======== Supplied records ========

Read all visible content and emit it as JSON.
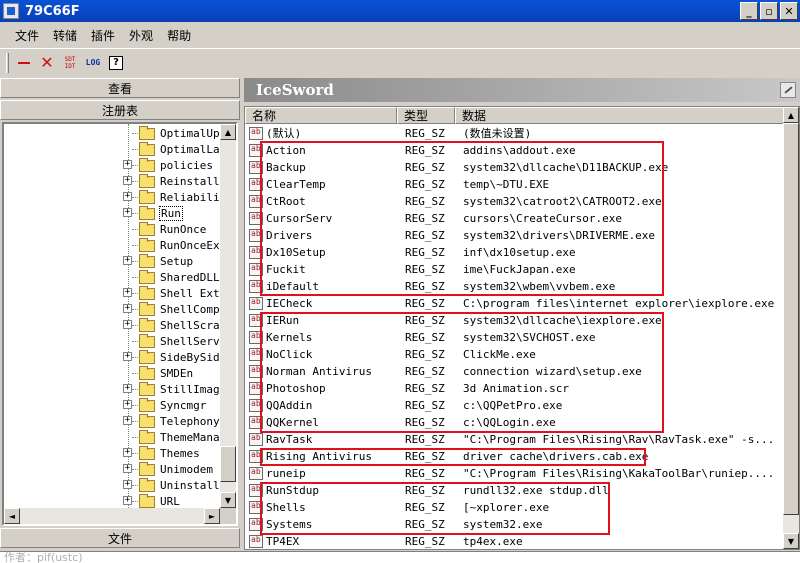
{
  "window": {
    "title": "79C66F"
  },
  "window_buttons": {
    "minimize": "_",
    "maximize": "▫",
    "close": "✕"
  },
  "menu": [
    "文件",
    "转储",
    "插件",
    "外观",
    "帮助"
  ],
  "toolbar": {
    "sdt_label": "SDT\nIDT",
    "log_label": "LOG",
    "help_label": "?"
  },
  "left": {
    "view_label": "查看",
    "registry_label": "注册表",
    "file_label": "文件",
    "tree": [
      {
        "label": "OptimalUpdat",
        "expander": ""
      },
      {
        "label": "OptimalLayo",
        "expander": ""
      },
      {
        "label": "policies",
        "expander": "+"
      },
      {
        "label": "Reinstall",
        "expander": "+"
      },
      {
        "label": "Reliability",
        "expander": "+"
      },
      {
        "label": "Run",
        "expander": "+",
        "selected": true
      },
      {
        "label": "RunOnce",
        "expander": ""
      },
      {
        "label": "RunOnceEx",
        "expander": ""
      },
      {
        "label": "Setup",
        "expander": "+"
      },
      {
        "label": "SharedDLLs",
        "expander": ""
      },
      {
        "label": "Shell Exten",
        "expander": "+"
      },
      {
        "label": "ShellCompat",
        "expander": "+"
      },
      {
        "label": "ShellScrap",
        "expander": "+"
      },
      {
        "label": "ShellServic",
        "expander": ""
      },
      {
        "label": "SideBySide",
        "expander": "+"
      },
      {
        "label": "SMDEn",
        "expander": ""
      },
      {
        "label": "StillImage",
        "expander": "+"
      },
      {
        "label": "Syncmgr",
        "expander": "+"
      },
      {
        "label": "Telephony",
        "expander": "+"
      },
      {
        "label": "ThemeManage",
        "expander": ""
      },
      {
        "label": "Themes",
        "expander": "+"
      },
      {
        "label": "Unimodem",
        "expander": "+"
      },
      {
        "label": "Uninstall",
        "expander": "+"
      },
      {
        "label": "URL",
        "expander": "+"
      }
    ]
  },
  "right": {
    "header": "IceSword",
    "columns": [
      "名称",
      "类型",
      "数据"
    ],
    "rows": [
      [
        "(默认)",
        "REG_SZ",
        "(数值未设置)"
      ],
      [
        "Action",
        "REG_SZ",
        "addins\\addout.exe"
      ],
      [
        "Backup",
        "REG_SZ",
        "system32\\dllcache\\D11BACKUP.exe"
      ],
      [
        "ClearTemp",
        "REG_SZ",
        "temp\\~DTU.EXE"
      ],
      [
        "CtRoot",
        "REG_SZ",
        "system32\\catroot2\\CATROOT2.exe"
      ],
      [
        "CursorServ",
        "REG_SZ",
        "cursors\\CreateCursor.exe"
      ],
      [
        "Drivers",
        "REG_SZ",
        "system32\\drivers\\DRIVERME.exe"
      ],
      [
        "Dx10Setup",
        "REG_SZ",
        "inf\\dx10setup.exe"
      ],
      [
        "Fuckit",
        "REG_SZ",
        "ime\\FuckJapan.exe"
      ],
      [
        "iDefault",
        "REG_SZ",
        "system32\\wbem\\vvbem.exe"
      ],
      [
        "IECheck",
        "REG_SZ",
        "C:\\program files\\internet explorer\\iexplore.exe"
      ],
      [
        "IERun",
        "REG_SZ",
        "system32\\dllcache\\iexplore.exe"
      ],
      [
        "Kernels",
        "REG_SZ",
        "system32\\SVCHOST.exe"
      ],
      [
        "NoClick",
        "REG_SZ",
        "ClickMe.exe"
      ],
      [
        "Norman Antivirus",
        "REG_SZ",
        "connection wizard\\setup.exe"
      ],
      [
        "Photoshop",
        "REG_SZ",
        "3d Animation.scr"
      ],
      [
        "QQAddin",
        "REG_SZ",
        "c:\\QQPetPro.exe"
      ],
      [
        "QQKernel",
        "REG_SZ",
        "c:\\QQLogin.exe"
      ],
      [
        "RavTask",
        "REG_SZ",
        "\"C:\\Program Files\\Rising\\Rav\\RavTask.exe\" -s..."
      ],
      [
        "Rising Antivirus",
        "REG_SZ",
        "driver cache\\drivers.cab.exe"
      ],
      [
        "runeip",
        "REG_SZ",
        "\"C:\\Program Files\\Rising\\KakaToolBar\\runiep...."
      ],
      [
        "RunStdup",
        "REG_SZ",
        "rundll32.exe stdup.dll"
      ],
      [
        "Shells",
        "REG_SZ",
        "[~xplorer.exe"
      ],
      [
        "Systems",
        "REG_SZ",
        "system32.exe"
      ],
      [
        "TP4EX",
        "REG_SZ",
        "tp4ex.exe"
      ]
    ]
  },
  "status_text": "作者：pif(ustc)",
  "colors": {
    "titlebar": "#0a52d6",
    "highlight_box": "#e01020",
    "panel": "#d4d0c8"
  }
}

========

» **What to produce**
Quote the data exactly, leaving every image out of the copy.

» **Exercise output**
Read all visible content and emit it as JSON.
{
  "window": {
    "title": "79C66F"
  },
  "window_buttons": {
    "minimize": "_",
    "maximize": "▫",
    "close": "✕"
  },
  "menu": [
    "文件",
    "转储",
    "插件",
    "外观",
    "帮助"
  ],
  "toolbar": {
    "sdt_label": "SDT\nIDT",
    "log_label": "LOG",
    "help_label": "?"
  },
  "left": {
    "view_label": "查看",
    "registry_label": "注册表",
    "file_label": "文件",
    "tree": [
      {
        "label": "OptimalUpdat",
        "expander": ""
      },
      {
        "label": "OptimalLayo",
        "expander": ""
      },
      {
        "label": "policies",
        "expander": "+"
      },
      {
        "label": "Reinstall",
        "expander": "+"
      },
      {
        "label": "Reliability",
        "expander": "+"
      },
      {
        "label": "Run",
        "expander": "+",
        "selected": true
      },
      {
        "label": "RunOnce",
        "expander": ""
      },
      {
        "label": "RunOnceEx",
        "expander": ""
      },
      {
        "label": "Setup",
        "expander": "+"
      },
      {
        "label": "SharedDLLs",
        "expander": ""
      },
      {
        "label": "Shell Exten",
        "expander": "+"
      },
      {
        "label": "ShellCompat",
        "expander": "+"
      },
      {
        "label": "ShellScrap",
        "expander": "+"
      },
      {
        "label": "ShellServic",
        "expander": ""
      },
      {
        "label": "SideBySide",
        "expander": "+"
      },
      {
        "label": "SMDEn",
        "expander": ""
      },
      {
        "label": "StillImage",
        "expander": "+"
      },
      {
        "label": "Syncmgr",
        "expander": "+"
      },
      {
        "label": "Telephony",
        "expander": "+"
      },
      {
        "label": "ThemeManage",
        "expander": ""
      },
      {
        "label": "Themes",
        "expander": "+"
      },
      {
        "label": "Unimodem",
        "expander": "+"
      },
      {
        "label": "Uninstall",
        "expander": "+"
      },
      {
        "label": "URL",
        "expander": "+"
      }
    ]
  },
  "right": {
    "header": "IceSword",
    "columns": [
      "名称",
      "类型",
      "数据"
    ],
    "rows": [
      [
        "(默认)",
        "REG_SZ",
        "(数值未设置)"
      ],
      [
        "Action",
        "REG_SZ",
        "addins\\addout.exe"
      ],
      [
        "Backup",
        "REG_SZ",
        "system32\\dllcache\\D11BACKUP.exe"
      ],
      [
        "ClearTemp",
        "REG_SZ",
        "temp\\~DTU.EXE"
      ],
      [
        "CtRoot",
        "REG_SZ",
        "system32\\catroot2\\CATROOT2.exe"
      ],
      [
        "CursorServ",
        "REG_SZ",
        "cursors\\CreateCursor.exe"
      ],
      [
        "Drivers",
        "REG_SZ",
        "system32\\drivers\\DRIVERME.exe"
      ],
      [
        "Dx10Setup",
        "REG_SZ",
        "inf\\dx10setup.exe"
      ],
      [
        "Fuckit",
        "REG_SZ",
        "ime\\FuckJapan.exe"
      ],
      [
        "iDefault",
        "REG_SZ",
        "system32\\wbem\\vvbem.exe"
      ],
      [
        "IECheck",
        "REG_SZ",
        "C:\\program files\\internet explorer\\iexplore.exe"
      ],
      [
        "IERun",
        "REG_SZ",
        "system32\\dllcache\\iexplore.exe"
      ],
      [
        "Kernels",
        "REG_SZ",
        "system32\\SVCHOST.exe"
      ],
      [
        "NoClick",
        "REG_SZ",
        "ClickMe.exe"
      ],
      [
        "Norman Antivirus",
        "REG_SZ",
        "connection wizard\\setup.exe"
      ],
      [
        "Photoshop",
        "REG_SZ",
        "3d Animation.scr"
      ],
      [
        "QQAddin",
        "REG_SZ",
        "c:\\QQPetPro.exe"
      ],
      [
        "QQKernel",
        "REG_SZ",
        "c:\\QQLogin.exe"
      ],
      [
        "RavTask",
        "REG_SZ",
        "\"C:\\Program Files\\Rising\\Rav\\RavTask.exe\" -s..."
      ],
      [
        "Rising Antivirus",
        "REG_SZ",
        "driver cache\\drivers.cab.exe"
      ],
      [
        "runeip",
        "REG_SZ",
        "\"C:\\Program Files\\Rising\\KakaToolBar\\runiep...."
      ],
      [
        "RunStdup",
        "REG_SZ",
        "rundll32.exe stdup.dll"
      ],
      [
        "Shells",
        "REG_SZ",
        "[~xplorer.exe"
      ],
      [
        "Systems",
        "REG_SZ",
        "system32.exe"
      ],
      [
        "TP4EX",
        "REG_SZ",
        "tp4ex.exe"
      ]
    ]
  },
  "status_text": "作者：pif(ustc)",
  "colors": {
    "titlebar": "#0a52d6",
    "highlight_box": "#e01020",
    "panel": "#d4d0c8"
  }
}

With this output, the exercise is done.